BEGIN
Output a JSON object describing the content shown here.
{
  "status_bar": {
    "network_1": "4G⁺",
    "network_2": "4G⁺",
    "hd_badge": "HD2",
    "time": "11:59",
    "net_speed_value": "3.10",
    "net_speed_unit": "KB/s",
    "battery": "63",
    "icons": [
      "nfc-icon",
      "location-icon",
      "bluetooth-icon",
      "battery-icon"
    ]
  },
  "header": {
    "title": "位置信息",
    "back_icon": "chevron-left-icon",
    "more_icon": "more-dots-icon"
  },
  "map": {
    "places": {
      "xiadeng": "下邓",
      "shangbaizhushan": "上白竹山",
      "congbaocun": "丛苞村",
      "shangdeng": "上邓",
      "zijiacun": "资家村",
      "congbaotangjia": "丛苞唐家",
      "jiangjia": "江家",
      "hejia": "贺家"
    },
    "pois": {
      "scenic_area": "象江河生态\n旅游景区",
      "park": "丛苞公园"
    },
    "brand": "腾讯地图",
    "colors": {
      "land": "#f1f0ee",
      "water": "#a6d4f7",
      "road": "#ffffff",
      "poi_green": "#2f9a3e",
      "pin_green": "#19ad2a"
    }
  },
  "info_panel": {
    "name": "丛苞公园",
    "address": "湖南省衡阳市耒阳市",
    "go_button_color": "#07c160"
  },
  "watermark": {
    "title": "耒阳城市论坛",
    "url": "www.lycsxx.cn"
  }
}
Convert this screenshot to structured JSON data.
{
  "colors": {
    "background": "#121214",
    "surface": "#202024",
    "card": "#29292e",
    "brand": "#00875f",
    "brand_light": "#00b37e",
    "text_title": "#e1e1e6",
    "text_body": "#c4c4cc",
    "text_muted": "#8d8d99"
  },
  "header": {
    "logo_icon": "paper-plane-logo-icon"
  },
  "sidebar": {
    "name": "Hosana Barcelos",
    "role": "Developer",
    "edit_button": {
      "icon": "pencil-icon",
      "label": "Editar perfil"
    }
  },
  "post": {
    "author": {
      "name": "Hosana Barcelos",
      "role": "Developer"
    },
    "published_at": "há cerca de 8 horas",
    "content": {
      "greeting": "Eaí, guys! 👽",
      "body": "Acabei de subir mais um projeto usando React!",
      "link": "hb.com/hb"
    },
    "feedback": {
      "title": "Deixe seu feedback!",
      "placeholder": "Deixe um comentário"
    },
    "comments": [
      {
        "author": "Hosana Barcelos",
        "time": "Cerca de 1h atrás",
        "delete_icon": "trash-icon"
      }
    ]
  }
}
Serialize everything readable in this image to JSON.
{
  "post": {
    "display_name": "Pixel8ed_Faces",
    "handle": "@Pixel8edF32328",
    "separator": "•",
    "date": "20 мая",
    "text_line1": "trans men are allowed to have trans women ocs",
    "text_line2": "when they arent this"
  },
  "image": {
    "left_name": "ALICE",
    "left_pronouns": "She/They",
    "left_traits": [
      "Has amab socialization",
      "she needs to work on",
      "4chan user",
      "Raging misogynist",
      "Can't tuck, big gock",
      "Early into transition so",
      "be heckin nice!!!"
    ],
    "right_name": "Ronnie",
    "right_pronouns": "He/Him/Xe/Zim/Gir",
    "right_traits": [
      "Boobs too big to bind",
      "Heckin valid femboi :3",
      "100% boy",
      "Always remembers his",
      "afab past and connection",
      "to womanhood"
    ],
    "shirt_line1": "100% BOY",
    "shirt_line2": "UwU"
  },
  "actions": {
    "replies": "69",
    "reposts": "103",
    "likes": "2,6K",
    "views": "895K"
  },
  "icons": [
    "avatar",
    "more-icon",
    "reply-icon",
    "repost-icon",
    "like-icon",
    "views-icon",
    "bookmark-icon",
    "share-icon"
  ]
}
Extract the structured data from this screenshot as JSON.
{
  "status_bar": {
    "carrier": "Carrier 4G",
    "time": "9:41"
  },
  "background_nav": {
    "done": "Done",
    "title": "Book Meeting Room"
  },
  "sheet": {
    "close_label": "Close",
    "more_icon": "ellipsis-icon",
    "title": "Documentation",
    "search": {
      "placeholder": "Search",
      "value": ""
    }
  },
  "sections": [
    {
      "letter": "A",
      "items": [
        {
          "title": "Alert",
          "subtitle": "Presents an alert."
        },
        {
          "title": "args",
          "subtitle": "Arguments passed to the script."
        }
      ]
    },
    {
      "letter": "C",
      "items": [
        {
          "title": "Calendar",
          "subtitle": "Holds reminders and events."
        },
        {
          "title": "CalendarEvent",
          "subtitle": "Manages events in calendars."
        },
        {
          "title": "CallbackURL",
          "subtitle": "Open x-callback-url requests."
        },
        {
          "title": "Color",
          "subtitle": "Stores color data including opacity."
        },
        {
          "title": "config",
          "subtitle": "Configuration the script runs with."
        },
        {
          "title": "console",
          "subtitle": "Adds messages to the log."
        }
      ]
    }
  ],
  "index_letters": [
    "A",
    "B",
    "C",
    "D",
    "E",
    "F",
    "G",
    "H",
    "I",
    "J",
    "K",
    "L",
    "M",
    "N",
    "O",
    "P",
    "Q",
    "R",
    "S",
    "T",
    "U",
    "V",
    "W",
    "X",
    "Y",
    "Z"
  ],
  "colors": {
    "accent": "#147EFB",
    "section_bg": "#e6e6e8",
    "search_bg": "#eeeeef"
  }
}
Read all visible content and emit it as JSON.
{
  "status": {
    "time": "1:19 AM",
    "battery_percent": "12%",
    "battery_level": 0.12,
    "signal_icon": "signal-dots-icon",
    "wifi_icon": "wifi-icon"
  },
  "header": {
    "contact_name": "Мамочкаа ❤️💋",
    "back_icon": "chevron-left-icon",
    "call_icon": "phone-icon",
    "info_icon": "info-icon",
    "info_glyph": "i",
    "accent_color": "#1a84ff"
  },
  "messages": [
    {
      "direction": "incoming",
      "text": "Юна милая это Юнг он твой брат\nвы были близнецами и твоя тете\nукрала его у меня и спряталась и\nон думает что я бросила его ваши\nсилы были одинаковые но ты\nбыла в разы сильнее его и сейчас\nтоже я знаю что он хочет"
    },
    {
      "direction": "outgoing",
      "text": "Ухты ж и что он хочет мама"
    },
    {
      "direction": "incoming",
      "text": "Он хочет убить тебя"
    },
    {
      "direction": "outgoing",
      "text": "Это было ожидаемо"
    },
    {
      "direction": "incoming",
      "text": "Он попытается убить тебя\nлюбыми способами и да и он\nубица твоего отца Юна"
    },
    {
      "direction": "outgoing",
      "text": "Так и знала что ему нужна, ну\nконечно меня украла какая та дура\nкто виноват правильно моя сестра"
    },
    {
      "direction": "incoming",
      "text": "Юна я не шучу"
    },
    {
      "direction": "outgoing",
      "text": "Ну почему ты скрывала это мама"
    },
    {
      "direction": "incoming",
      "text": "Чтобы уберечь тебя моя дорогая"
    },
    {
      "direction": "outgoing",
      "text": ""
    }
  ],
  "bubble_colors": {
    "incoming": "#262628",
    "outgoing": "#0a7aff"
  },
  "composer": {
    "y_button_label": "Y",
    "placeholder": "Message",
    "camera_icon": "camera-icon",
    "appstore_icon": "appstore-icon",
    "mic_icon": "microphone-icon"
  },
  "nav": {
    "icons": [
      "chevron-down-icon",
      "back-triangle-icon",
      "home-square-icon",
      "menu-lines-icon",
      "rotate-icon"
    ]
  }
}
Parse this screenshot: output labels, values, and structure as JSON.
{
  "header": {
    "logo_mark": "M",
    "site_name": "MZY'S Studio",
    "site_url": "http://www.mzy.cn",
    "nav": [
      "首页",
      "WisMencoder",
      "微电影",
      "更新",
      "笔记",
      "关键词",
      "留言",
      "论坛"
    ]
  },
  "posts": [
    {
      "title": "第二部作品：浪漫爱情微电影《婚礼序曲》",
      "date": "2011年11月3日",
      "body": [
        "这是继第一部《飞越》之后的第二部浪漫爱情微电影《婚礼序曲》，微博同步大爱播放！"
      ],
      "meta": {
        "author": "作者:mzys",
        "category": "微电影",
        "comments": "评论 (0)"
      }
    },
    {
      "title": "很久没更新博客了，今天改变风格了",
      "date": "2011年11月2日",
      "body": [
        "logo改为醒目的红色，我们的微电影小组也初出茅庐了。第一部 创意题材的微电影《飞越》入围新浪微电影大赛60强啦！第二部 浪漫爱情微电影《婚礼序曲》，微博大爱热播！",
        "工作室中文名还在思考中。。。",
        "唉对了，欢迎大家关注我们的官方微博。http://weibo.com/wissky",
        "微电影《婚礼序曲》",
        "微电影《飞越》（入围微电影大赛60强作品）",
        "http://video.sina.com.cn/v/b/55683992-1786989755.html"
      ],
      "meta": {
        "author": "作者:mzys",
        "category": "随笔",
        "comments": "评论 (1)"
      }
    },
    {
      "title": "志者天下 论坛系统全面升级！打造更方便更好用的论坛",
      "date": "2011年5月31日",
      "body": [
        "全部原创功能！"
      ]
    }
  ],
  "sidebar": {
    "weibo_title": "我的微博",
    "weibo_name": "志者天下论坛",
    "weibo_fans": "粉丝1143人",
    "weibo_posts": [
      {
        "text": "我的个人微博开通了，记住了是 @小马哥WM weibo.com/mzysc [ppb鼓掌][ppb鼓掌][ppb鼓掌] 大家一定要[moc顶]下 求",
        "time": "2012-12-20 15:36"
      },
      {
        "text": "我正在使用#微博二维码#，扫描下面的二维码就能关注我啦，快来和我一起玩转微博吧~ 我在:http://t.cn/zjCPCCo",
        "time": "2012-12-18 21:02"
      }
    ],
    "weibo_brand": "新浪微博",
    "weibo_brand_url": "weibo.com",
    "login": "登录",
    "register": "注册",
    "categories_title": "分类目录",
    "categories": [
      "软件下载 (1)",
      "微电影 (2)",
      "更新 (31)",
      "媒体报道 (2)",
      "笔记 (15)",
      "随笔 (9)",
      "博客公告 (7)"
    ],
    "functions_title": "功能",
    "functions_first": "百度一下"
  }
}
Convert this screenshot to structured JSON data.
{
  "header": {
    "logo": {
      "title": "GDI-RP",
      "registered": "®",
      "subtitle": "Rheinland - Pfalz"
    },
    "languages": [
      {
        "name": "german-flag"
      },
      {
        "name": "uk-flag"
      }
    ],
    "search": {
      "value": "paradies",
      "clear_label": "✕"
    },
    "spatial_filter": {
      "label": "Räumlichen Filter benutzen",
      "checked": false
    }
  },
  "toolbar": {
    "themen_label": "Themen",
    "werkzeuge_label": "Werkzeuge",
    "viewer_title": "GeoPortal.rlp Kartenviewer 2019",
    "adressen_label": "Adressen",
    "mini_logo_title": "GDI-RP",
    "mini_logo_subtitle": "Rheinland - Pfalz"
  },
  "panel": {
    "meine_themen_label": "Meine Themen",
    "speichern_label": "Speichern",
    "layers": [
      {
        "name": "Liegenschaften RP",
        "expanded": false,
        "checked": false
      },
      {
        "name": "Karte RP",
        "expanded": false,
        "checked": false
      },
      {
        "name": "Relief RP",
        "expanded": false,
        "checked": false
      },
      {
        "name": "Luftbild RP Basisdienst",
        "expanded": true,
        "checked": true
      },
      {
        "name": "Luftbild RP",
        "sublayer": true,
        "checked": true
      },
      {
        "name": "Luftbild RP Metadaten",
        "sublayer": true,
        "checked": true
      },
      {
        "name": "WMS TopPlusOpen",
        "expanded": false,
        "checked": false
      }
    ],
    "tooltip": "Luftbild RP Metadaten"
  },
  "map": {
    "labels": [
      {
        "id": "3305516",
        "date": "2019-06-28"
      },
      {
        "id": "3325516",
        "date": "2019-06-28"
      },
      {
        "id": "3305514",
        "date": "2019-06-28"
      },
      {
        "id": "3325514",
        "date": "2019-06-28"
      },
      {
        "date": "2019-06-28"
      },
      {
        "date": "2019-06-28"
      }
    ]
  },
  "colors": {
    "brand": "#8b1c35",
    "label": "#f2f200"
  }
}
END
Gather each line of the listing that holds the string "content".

OUTPUT FOR THIS EXERCISE.
Output a JSON object describing the content shown here.
    "content": {
Read all visible content and emit it as JSON.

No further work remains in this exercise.